Firstly, Prepare Your Cat for Alone Time. Gradual desensitization is your most effectual tool here. Start by leaving your cat alone for short periods, progressively increasing the duration. Breaking the conditioning of immediate panic when you’re not around facilitates your pet’s self-assurance. Aim for a calm departure and arrival, avoiding emotional goodbyes or over-exuberant hellos.

Secondly, Create a Comfortable Environment. Cats naturally seek high places. Providing a cat tree or perch gives your feline friend a vantage point, instilling a sense of security. Get quality toys your cat loves, ensuring their solo playtime can be fun and interactive. Consider an automatic feeder for consistent feeding times. Creating predictable routines lets your cat anticipate and adjust to your absence.

Lastly, Incorporate Calming Techniques. Create soothing experiences with calming kitty music – studies indicate that cats respond inversely to music compared to humans. A pheromone diffuser can also make big strides in reducing cat anxiety. Products like Feliway mimic feline facial pheromones, projecting a “safe” signal to your cat. If anxiety persists or worsens, consultation with a vet is recommended. They can provide personalized advice or prescribe medication if needed.

Remember, every cat is unique. It may take some time and experimentation to find the best strategy for your feline friend. In the grand scheme of things, a comfortable and reassuring environment for your pet significantly outweighs the challenge and effort required.

Each approach presented forms an integral part of the whole framework. Individually, they might not bear much fruit. But combined, they create a multifaceted approach addressing the problem from all angles. These aren’t definitive, one-size-fits-all solutions. They’re stepping stones on your journey towards understanding and bettering your cat’s emotional welfare. Tune-in into the next section to learn more about the potential underlying medical conditions that can mimic separation anxiety in cats.

Conclusion

You’ve learned how to identify signs of separation anxiety in your cat and some strategies to help alleviate it. Remember, it’s all about patience and understanding. Each cat is different and what works for one might not work for another. It’s crucial to create a safe and stimulating environment for your feline friend. Calming music and pheromone diffusers can be beneficial. Yet, these are not definitive solutions. They’re stepping stones to better comprehend and enhance your cat’s emotional wellbeing. Additionally, always be aware of potential underlying health issues that could be posing as separation anxiety. Your cat’s health and happiness depend on your vigilance and care.
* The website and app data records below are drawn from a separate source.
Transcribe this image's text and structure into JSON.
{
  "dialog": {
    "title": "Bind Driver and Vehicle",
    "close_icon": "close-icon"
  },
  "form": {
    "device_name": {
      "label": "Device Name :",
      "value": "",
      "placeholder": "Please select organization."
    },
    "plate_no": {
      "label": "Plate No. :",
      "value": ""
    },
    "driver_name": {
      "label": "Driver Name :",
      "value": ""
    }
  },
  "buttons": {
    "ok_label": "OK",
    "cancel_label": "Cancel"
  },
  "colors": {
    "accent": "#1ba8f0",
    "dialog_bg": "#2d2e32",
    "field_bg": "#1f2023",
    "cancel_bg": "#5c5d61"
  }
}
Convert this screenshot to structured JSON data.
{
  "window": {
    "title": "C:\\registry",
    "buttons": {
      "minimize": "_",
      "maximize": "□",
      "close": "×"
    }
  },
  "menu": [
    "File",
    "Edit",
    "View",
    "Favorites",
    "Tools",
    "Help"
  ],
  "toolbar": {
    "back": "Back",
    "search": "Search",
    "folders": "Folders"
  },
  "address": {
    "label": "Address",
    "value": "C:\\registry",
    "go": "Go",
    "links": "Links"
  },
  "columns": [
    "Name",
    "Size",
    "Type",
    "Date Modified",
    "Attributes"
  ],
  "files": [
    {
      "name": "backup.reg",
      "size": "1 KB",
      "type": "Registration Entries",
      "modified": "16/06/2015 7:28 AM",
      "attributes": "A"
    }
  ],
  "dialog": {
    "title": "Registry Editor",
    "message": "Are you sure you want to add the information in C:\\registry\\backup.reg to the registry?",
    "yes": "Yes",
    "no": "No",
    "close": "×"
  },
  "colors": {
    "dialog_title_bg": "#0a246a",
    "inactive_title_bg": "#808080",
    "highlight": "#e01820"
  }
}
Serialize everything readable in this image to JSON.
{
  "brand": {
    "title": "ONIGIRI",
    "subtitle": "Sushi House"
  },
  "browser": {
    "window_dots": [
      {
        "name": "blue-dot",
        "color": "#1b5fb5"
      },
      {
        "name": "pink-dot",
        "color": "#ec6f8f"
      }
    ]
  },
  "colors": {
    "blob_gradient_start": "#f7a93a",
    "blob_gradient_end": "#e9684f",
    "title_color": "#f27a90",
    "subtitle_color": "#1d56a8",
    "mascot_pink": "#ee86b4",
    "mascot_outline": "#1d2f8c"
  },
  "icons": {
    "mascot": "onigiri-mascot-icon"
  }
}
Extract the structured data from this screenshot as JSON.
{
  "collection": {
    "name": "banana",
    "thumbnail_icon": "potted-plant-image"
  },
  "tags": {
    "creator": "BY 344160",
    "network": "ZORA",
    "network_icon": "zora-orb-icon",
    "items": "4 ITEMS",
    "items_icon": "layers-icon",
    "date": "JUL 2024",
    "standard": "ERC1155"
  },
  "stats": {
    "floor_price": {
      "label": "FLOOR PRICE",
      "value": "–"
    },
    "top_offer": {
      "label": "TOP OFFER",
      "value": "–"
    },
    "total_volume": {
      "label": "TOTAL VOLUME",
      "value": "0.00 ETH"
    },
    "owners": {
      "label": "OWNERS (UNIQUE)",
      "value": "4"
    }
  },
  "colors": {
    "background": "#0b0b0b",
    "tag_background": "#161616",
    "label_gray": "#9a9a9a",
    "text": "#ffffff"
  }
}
Frequently Asked Questions

What are the suggested ways to deal with cat separation anxiety?

The article suggests gradually desensitizing the cat to being alone, creating a cozy, interactive environment, and using calming techniques like soothing music and pheromone diffusers. However, what works best will depend on the cat’s unique problems and reactions.

The provided methods in the article, are they definitive solutions?

No, the approaches offered are not ultimate solutions; they serve as starting points for comprehending and enhancing a cat’s emotional welfare.

Could other medical conditions mimic separation anxiety in cats?

Yes, the article specifies that several potential underlying health issues can mimic cat separation anxiety. This possibility will be discussed in the upcoming section of the article.